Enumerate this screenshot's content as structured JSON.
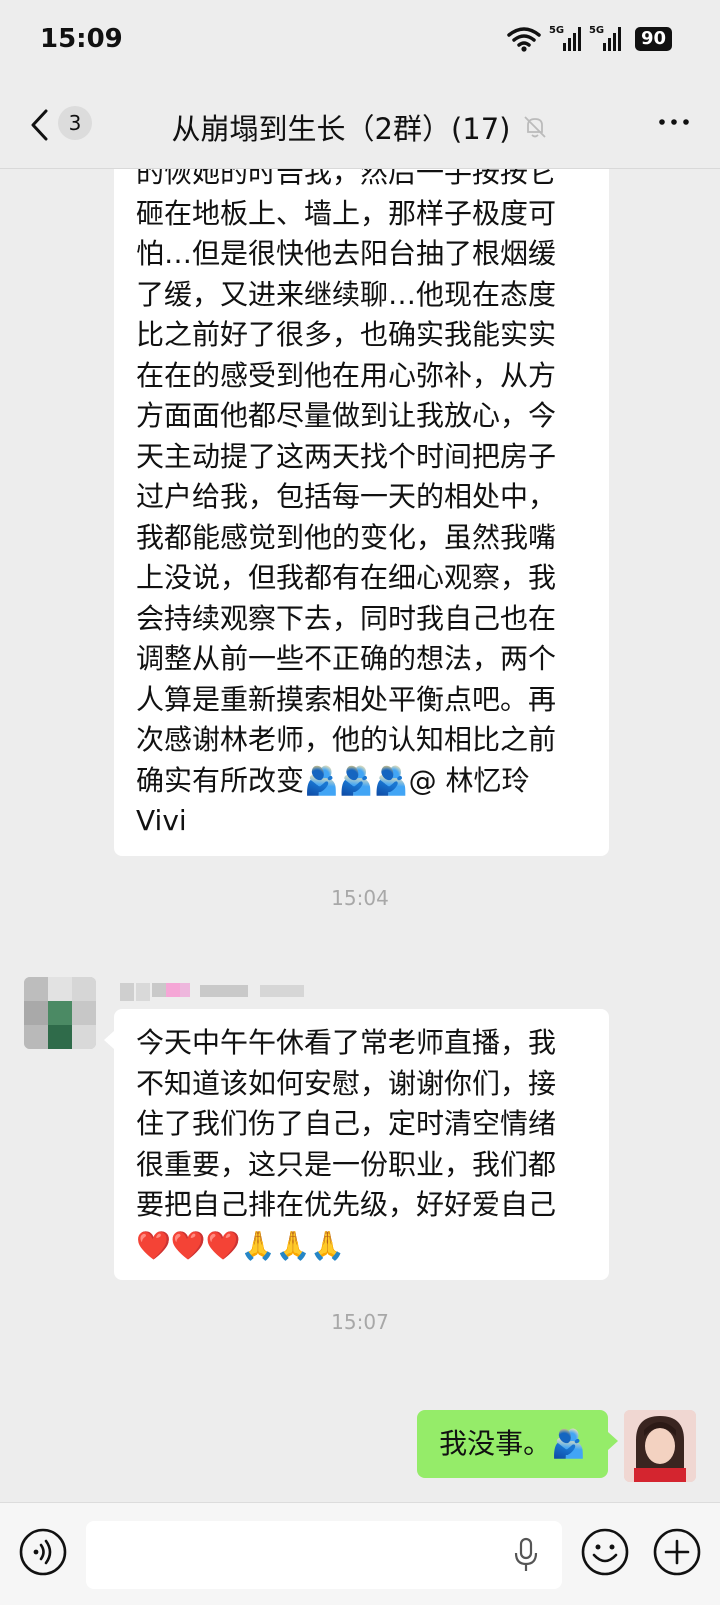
{
  "status_bar": {
    "time": "15:09",
    "signal_labels": [
      "5G",
      "5G"
    ],
    "battery": "90"
  },
  "header": {
    "unread_count": "3",
    "title": "从崩塌到生长（2群）(17)"
  },
  "messages": [
    {
      "text": "的恢她的时告我，然后一手按按它\n砸在地板上、墙上，那样子极度可\n怕…但是很快他去阳台抽了根烟缓\n了缓，又进来继续聊…他现在态度\n比之前好了很多，也确实我能实实\n在在的感受到他在用心弥补，从方\n方面面他都尽量做到让我放心，今\n天主动提了这两天找个时间把房子\n过户给我，包括每一天的相处中，\n我都能感觉到他的变化，虽然我嘴\n上没说，但我都有在细心观察，我\n会持续观察下去，同时我自己也在\n调整从前一些不正确的想法，两个\n人算是重新摸索相处平衡点吧。再\n次感谢林老师，他的认知相比之前\n确实有所改变🫂🫂🫂@ 林忆玲\nVivi"
    },
    {
      "timestamp": "15:04"
    },
    {
      "text": "今天中午午休看了常老师直播，我\n不知道该如何安慰，谢谢你们，接\n住了我们伤了自己，定时清空情绪\n很重要，这只是一份职业，我们都\n要把自己排在优先级，好好爱自己\n❤️❤️❤️🙏🙏🙏"
    },
    {
      "timestamp": "15:07"
    },
    {
      "text": "我没事。🫂"
    }
  ],
  "input": {
    "placeholder": "",
    "value": ""
  },
  "colors": {
    "my_bubble": "#95ec69",
    "background": "#ededed"
  }
}
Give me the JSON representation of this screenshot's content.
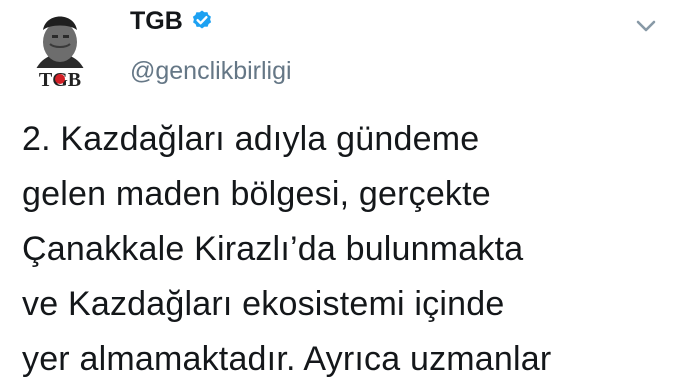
{
  "tweet": {
    "avatar_text": "TGB",
    "display_name": "TGB",
    "handle": "@genclikbirligi",
    "body_lines": [
      "2.  Kazdağları adıyla gündeme",
      "gelen maden bölgesi, gerçekte",
      "Çanakkale Kirazlı’da bulunmakta",
      "ve Kazdağları ekosistemi içinde",
      "yer almamaktadır. Ayrıca uzmanlar"
    ],
    "verified_color": "#1da1f2",
    "caret_color": "#8899a6"
  },
  "icons": {
    "verified": "verified-badge-icon",
    "caret": "chevron-down-icon"
  }
}
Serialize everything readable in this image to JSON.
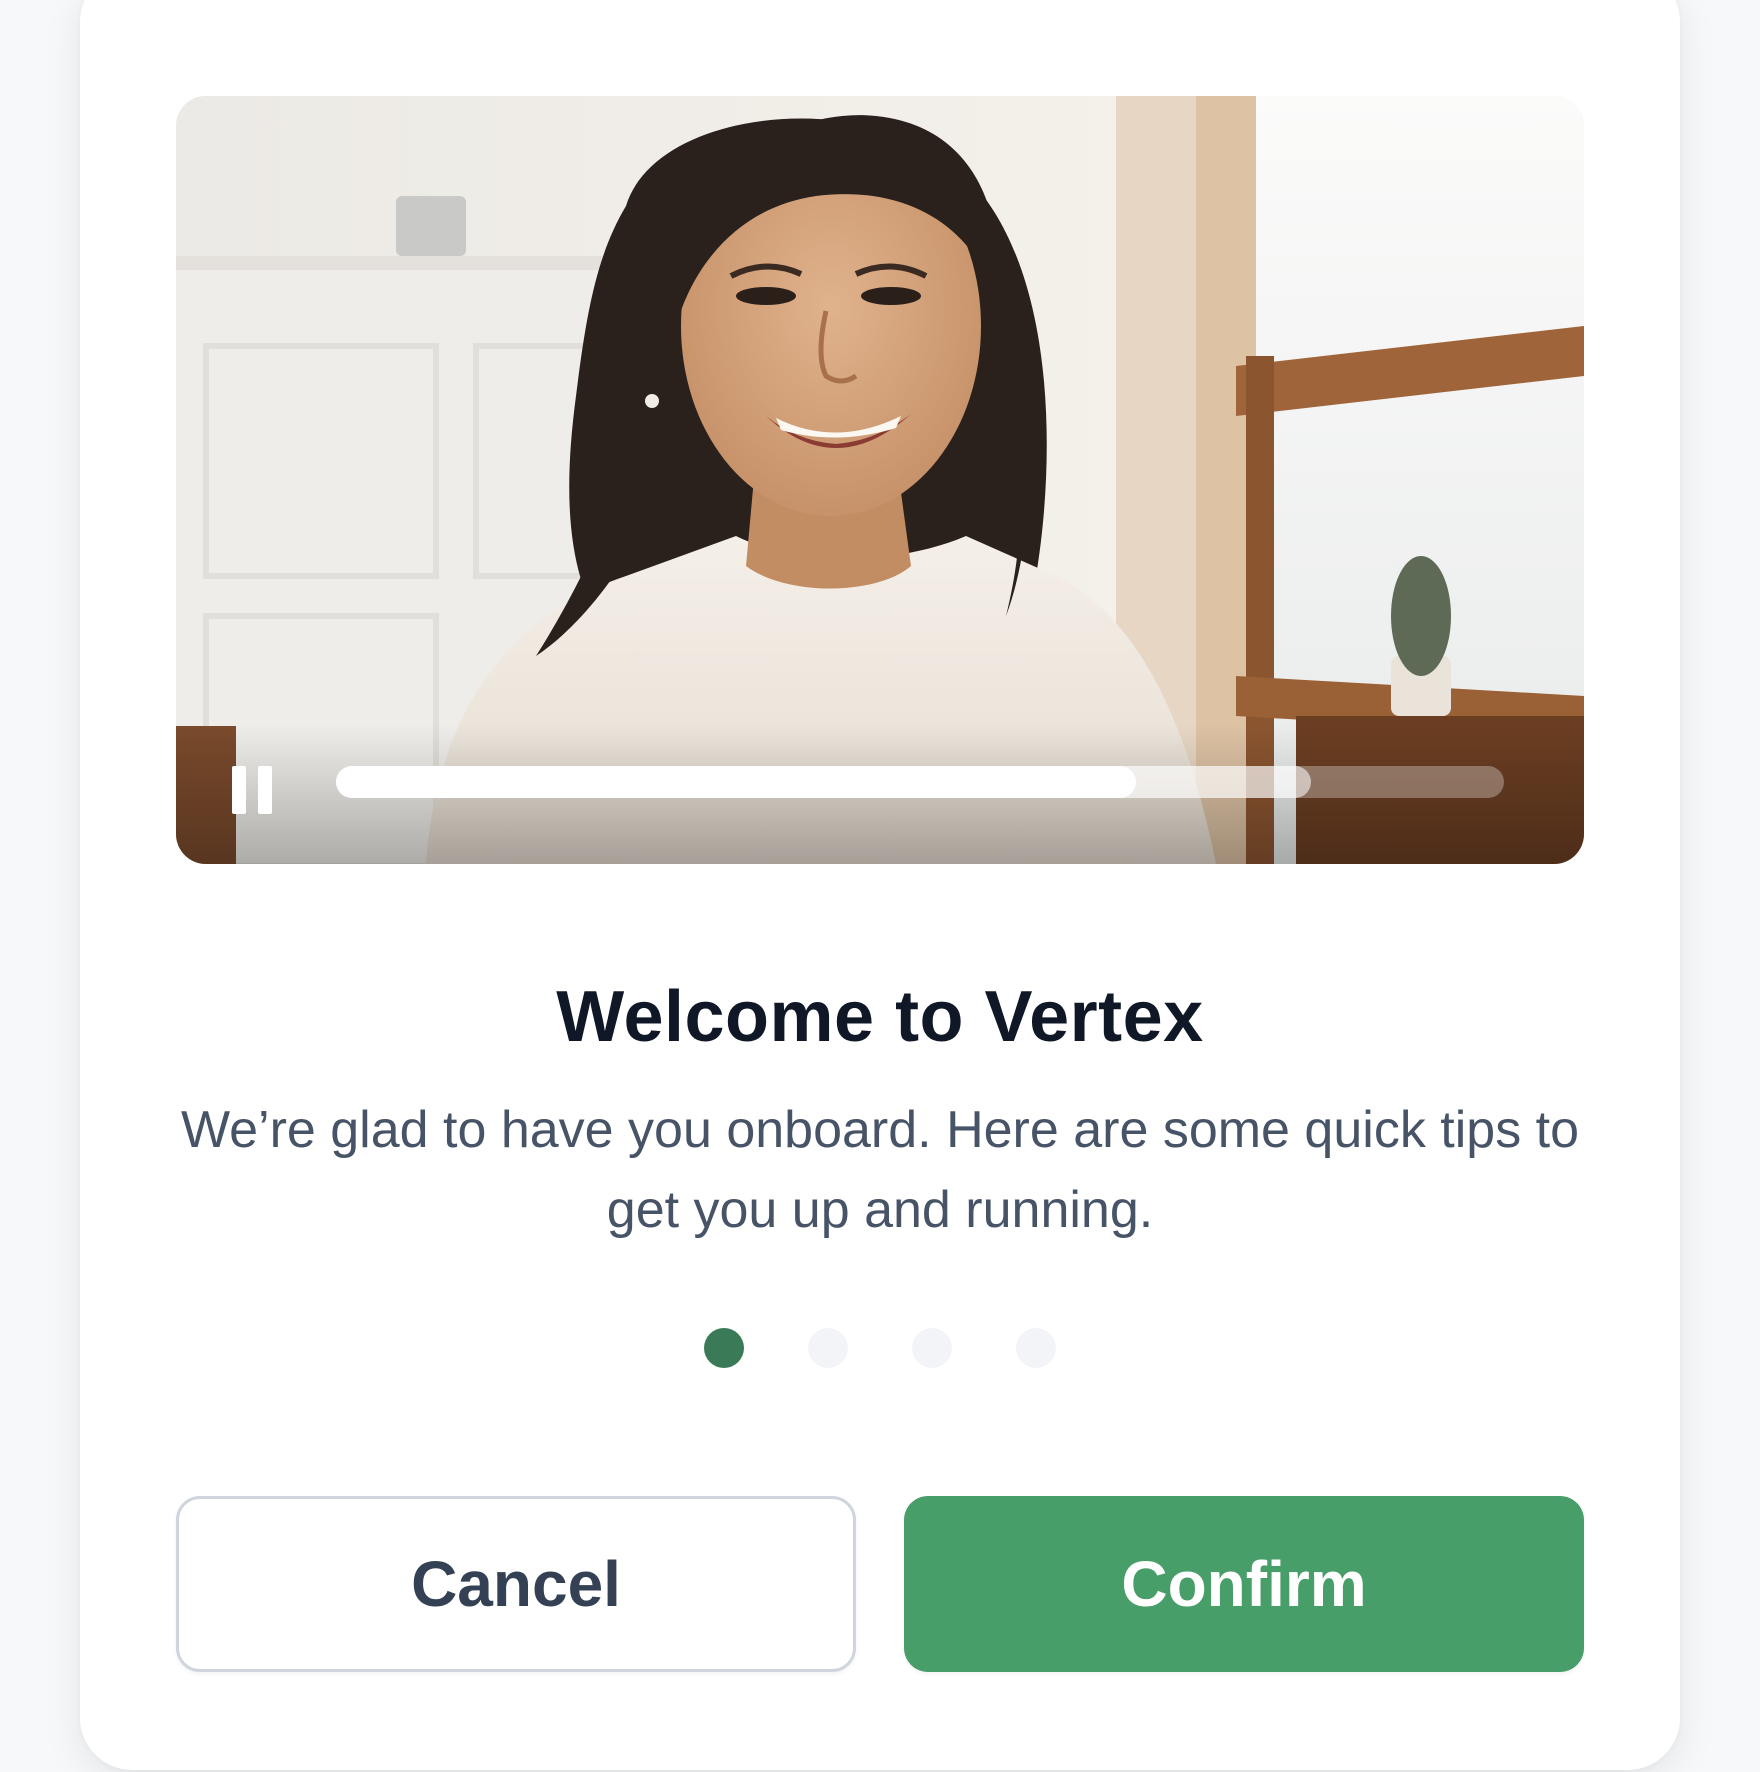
{
  "video": {
    "image_description": "Smiling woman with long dark hair wearing a white t-shirt in a bright room",
    "playback_state": "playing",
    "control_icon": "pause-icon",
    "progress_played": 0.685,
    "progress_buffered": 0.835
  },
  "content": {
    "title": "Welcome to Vertex",
    "subtitle": "We’re glad to have you onboard. Here are some quick tips to get you up and running."
  },
  "pagination": {
    "total": 4,
    "active_index": 0
  },
  "actions": {
    "cancel_label": "Cancel",
    "confirm_label": "Confirm"
  },
  "colors": {
    "accent": "#489e68",
    "active_dot": "#3b7a57",
    "inactive_dot": "#f2f4f7",
    "title": "#101828",
    "body_text": "#475467"
  }
}
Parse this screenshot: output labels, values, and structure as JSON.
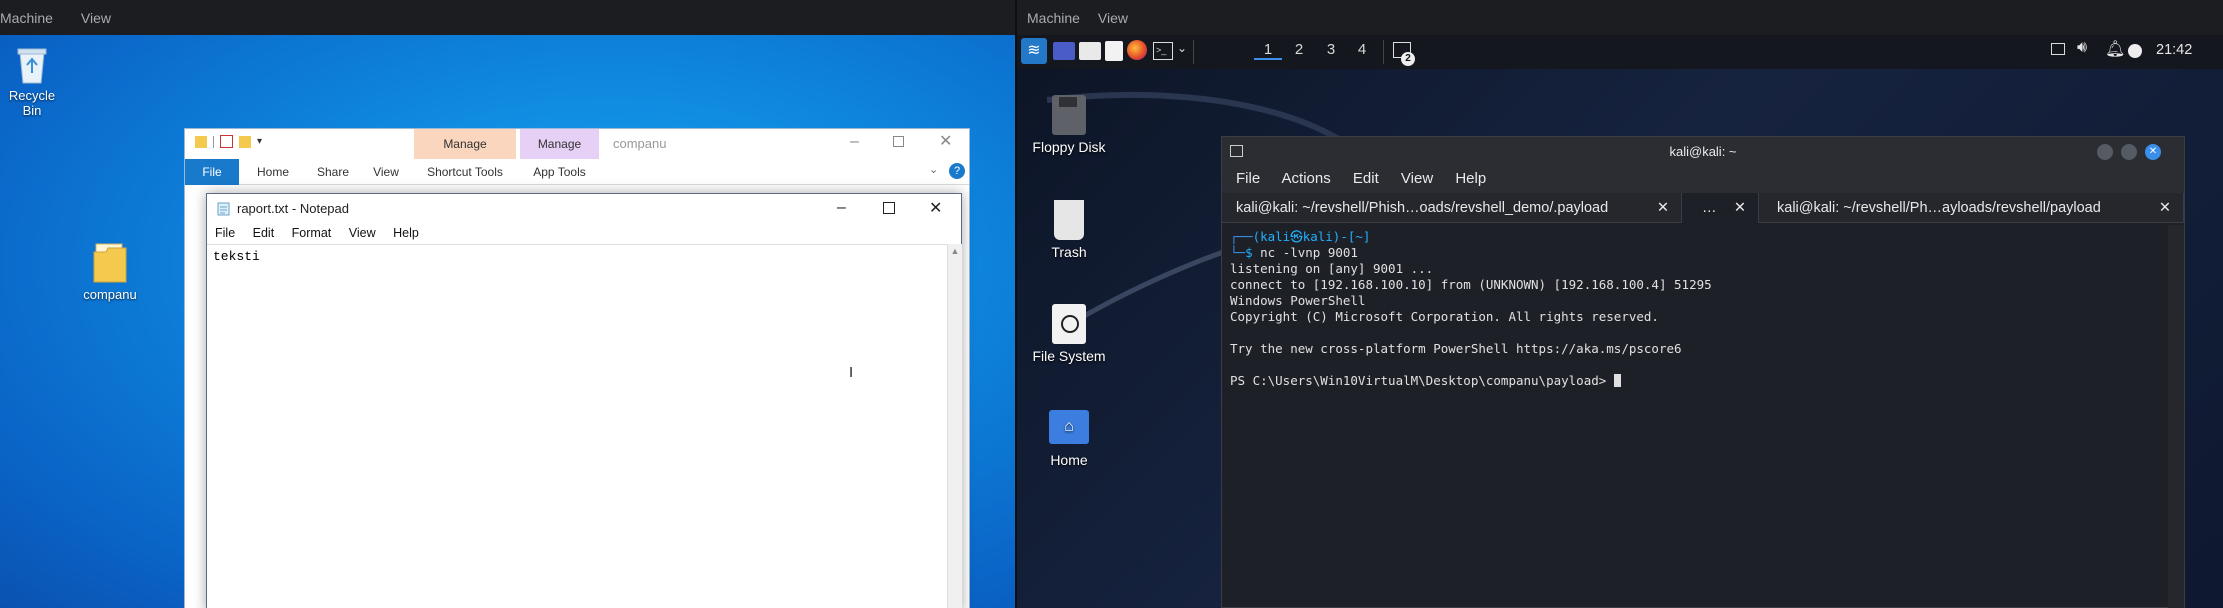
{
  "left_vm": {
    "menu": [
      "Machine",
      "View"
    ],
    "desktop_icons": [
      {
        "label": "Recycle Bin",
        "icon": "recycle-bin-icon"
      },
      {
        "label": "companu",
        "icon": "folder-icon"
      }
    ],
    "explorer": {
      "title": "companu",
      "tabs": [
        "File",
        "Home",
        "Share",
        "View"
      ],
      "context_groups": [
        {
          "header": "Manage",
          "tab": "Shortcut Tools",
          "color": "#fbd6bf"
        },
        {
          "header": "Manage",
          "tab": "App Tools",
          "color": "#e7d0f5"
        }
      ]
    },
    "notepad": {
      "title": "raport.txt - Notepad",
      "menu": [
        "File",
        "Edit",
        "Format",
        "View",
        "Help"
      ],
      "content": "teksti"
    }
  },
  "right_vm": {
    "menu": [
      "Machine",
      "View"
    ],
    "panel": {
      "workspaces": [
        "1",
        "2",
        "3",
        "4"
      ],
      "terminal_badge": "2",
      "clock": "21:42"
    },
    "desktop_icons": [
      {
        "label": "Floppy Disk",
        "icon": "floppy-disk-icon"
      },
      {
        "label": "Trash",
        "icon": "trash-icon"
      },
      {
        "label": "File System",
        "icon": "file-system-icon"
      },
      {
        "label": "Home",
        "icon": "home-folder-icon"
      }
    ],
    "terminal": {
      "title": "kali@kali: ~",
      "menu": [
        "File",
        "Actions",
        "Edit",
        "View",
        "Help"
      ],
      "tabs": [
        {
          "label": "kali@kali: ~/revshell/Phish…oads/revshell_demo/.payload",
          "close": "✕"
        },
        {
          "label": "…",
          "close": "✕"
        },
        {
          "label": "kali@kali: ~/revshell/Ph…ayloads/revshell/payload",
          "close": "✕"
        }
      ],
      "prompt_user": "(kali㉿kali)-[~]",
      "command": "nc -lvnp 9001",
      "output": [
        "listening on [any] 9001 ...",
        "connect to [192.168.100.10] from (UNKNOWN) [192.168.100.4] 51295",
        "Windows PowerShell",
        "Copyright (C) Microsoft Corporation. All rights reserved.",
        "",
        "Try the new cross-platform PowerShell https://aka.ms/pscore6",
        ""
      ],
      "ps_prompt": "PS C:\\Users\\Win10VirtualM\\Desktop\\companu\\payload> "
    }
  }
}
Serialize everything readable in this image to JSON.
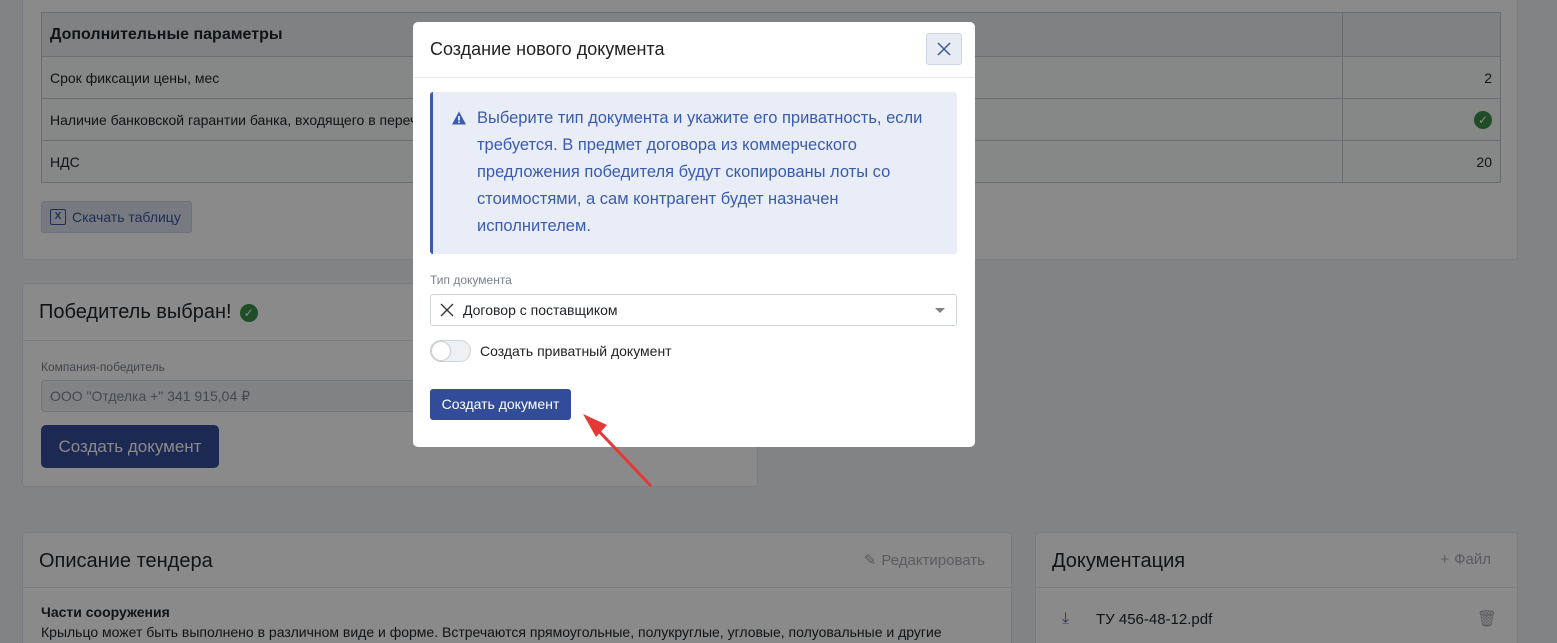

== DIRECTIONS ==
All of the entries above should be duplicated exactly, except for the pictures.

== TASK SOLUTION ==
Enumerate this screenshot's content as structured JSON.
{
  "status_bar": {
    "time": "15:09",
    "signal_labels": [
      "5G",
      "5G"
    ],
    "battery": "90"
  },
  "header": {
    "unread_count": "3",
    "title": "从崩塌到生长（2群）(17)"
  },
  "messages": [
    {
      "text": "的恢她的时告我，然后一手按按它\n砸在地板上、墙上，那样子极度可\n怕…但是很快他去阳台抽了根烟缓\n了缓，又进来继续聊…他现在态度\n比之前好了很多，也确实我能实实\n在在的感受到他在用心弥补，从方\n方面面他都尽量做到让我放心，今\n天主动提了这两天找个时间把房子\n过户给我，包括每一天的相处中，\n我都能感觉到他的变化，虽然我嘴\n上没说，但我都有在细心观察，我\n会持续观察下去，同时我自己也在\n调整从前一些不正确的想法，两个\n人算是重新摸索相处平衡点吧。再\n次感谢林老师，他的认知相比之前\n确实有所改变🫂🫂🫂@ 林忆玲\nVivi"
    },
    {
      "timestamp": "15:04"
    },
    {
      "text": "今天中午午休看了常老师直播，我\n不知道该如何安慰，谢谢你们，接\n住了我们伤了自己，定时清空情绪\n很重要，这只是一份职业，我们都\n要把自己排在优先级，好好爱自己\n❤️❤️❤️🙏🙏🙏"
    },
    {
      "timestamp": "15:07"
    },
    {
      "text": "我没事。🫂"
    }
  ],
  "input": {
    "placeholder": "",
    "value": ""
  },
  "colors": {
    "my_bubble": "#95ec69",
    "background": "#ededed"
  }
}
Give me the JSON representation of this screenshot's content.
{
  "tweet": {
    "avatar_text": "TGB",
    "display_name": "TGB",
    "handle": "@genclikbirligi",
    "body_lines": [
      "2.  Kazdağları adıyla gündeme",
      "gelen maden bölgesi, gerçekte",
      "Çanakkale Kirazlı’da bulunmakta",
      "ve Kazdağları ekosistemi içinde",
      "yer almamaktadır. Ayrıca uzmanlar"
    ],
    "verified_color": "#1da1f2",
    "caret_color": "#8899a6"
  },
  "icons": {
    "verified": "verified-badge-icon",
    "caret": "chevron-down-icon"
  }
}
Serialize everything readable in this image to JSON.
{
  "video": {
    "image_description": "Smiling woman with long dark hair wearing a white t-shirt in a bright room",
    "playback_state": "playing",
    "control_icon": "pause-icon",
    "progress_played": 0.685,
    "progress_buffered": 0.835
  },
  "content": {
    "title": "Welcome to Vertex",
    "subtitle": "We’re glad to have you onboard. Here are some quick tips to get you up and running."
  },
  "pagination": {
    "total": 4,
    "active_index": 0
  },
  "actions": {
    "cancel_label": "Cancel",
    "confirm_label": "Confirm"
  },
  "colors": {
    "accent": "#489e68",
    "active_dot": "#3b7a57",
    "inactive_dot": "#f2f4f7",
    "title": "#101828",
    "body_text": "#475467"
  }
}
Parse this screenshot: output labels, values, and structure as JSON.
{
  "left_vm": {
    "menu": [
      "Machine",
      "View"
    ],
    "desktop_icons": [
      {
        "label": "Recycle Bin",
        "icon": "recycle-bin-icon"
      },
      {
        "label": "companu",
        "icon": "folder-icon"
      }
    ],
    "explorer": {
      "title": "companu",
      "tabs": [
        "File",
        "Home",
        "Share",
        "View"
      ],
      "context_groups": [
        {
          "header": "Manage",
          "tab": "Shortcut Tools",
          "color": "#fbd6bf"
        },
        {
          "header": "Manage",
          "tab": "App Tools",
          "color": "#e7d0f5"
        }
      ]
    },
    "notepad": {
      "title": "raport.txt - Notepad",
      "menu": [
        "File",
        "Edit",
        "Format",
        "View",
        "Help"
      ],
      "content": "teksti"
    }
  },
  "right_vm": {
    "menu": [
      "Machine",
      "View"
    ],
    "panel": {
      "workspaces": [
        "1",
        "2",
        "3",
        "4"
      ],
      "terminal_badge": "2",
      "clock": "21:42"
    },
    "desktop_icons": [
      {
        "label": "Floppy Disk",
        "icon": "floppy-disk-icon"
      },
      {
        "label": "Trash",
        "icon": "trash-icon"
      },
      {
        "label": "File System",
        "icon": "file-system-icon"
      },
      {
        "label": "Home",
        "icon": "home-folder-icon"
      }
    ],
    "terminal": {
      "title": "kali@kali: ~",
      "menu": [
        "File",
        "Actions",
        "Edit",
        "View",
        "Help"
      ],
      "tabs": [
        {
          "label": "kali@kali: ~/revshell/Phish…oads/revshell_demo/.payload",
          "close": "✕"
        },
        {
          "label": "…",
          "close": "✕"
        },
        {
          "label": "kali@kali: ~/revshell/Ph…ayloads/revshell/payload",
          "close": "✕"
        }
      ],
      "prompt_user": "(kali㉿kali)-[~]",
      "command": "nc -lvnp 9001",
      "output": [
        "listening on [any] 9001 ...",
        "connect to [192.168.100.10] from (UNKNOWN) [192.168.100.4] 51295",
        "Windows PowerShell",
        "Copyright (C) Microsoft Corporation. All rights reserved.",
        "",
        "Try the new cross-platform PowerShell https://aka.ms/pscore6",
        ""
      ],
      "ps_prompt": "PS C:\\Users\\Win10VirtualM\\Desktop\\companu\\payload> "
    }
  }
}
Serialize everything readable in this image to JSON.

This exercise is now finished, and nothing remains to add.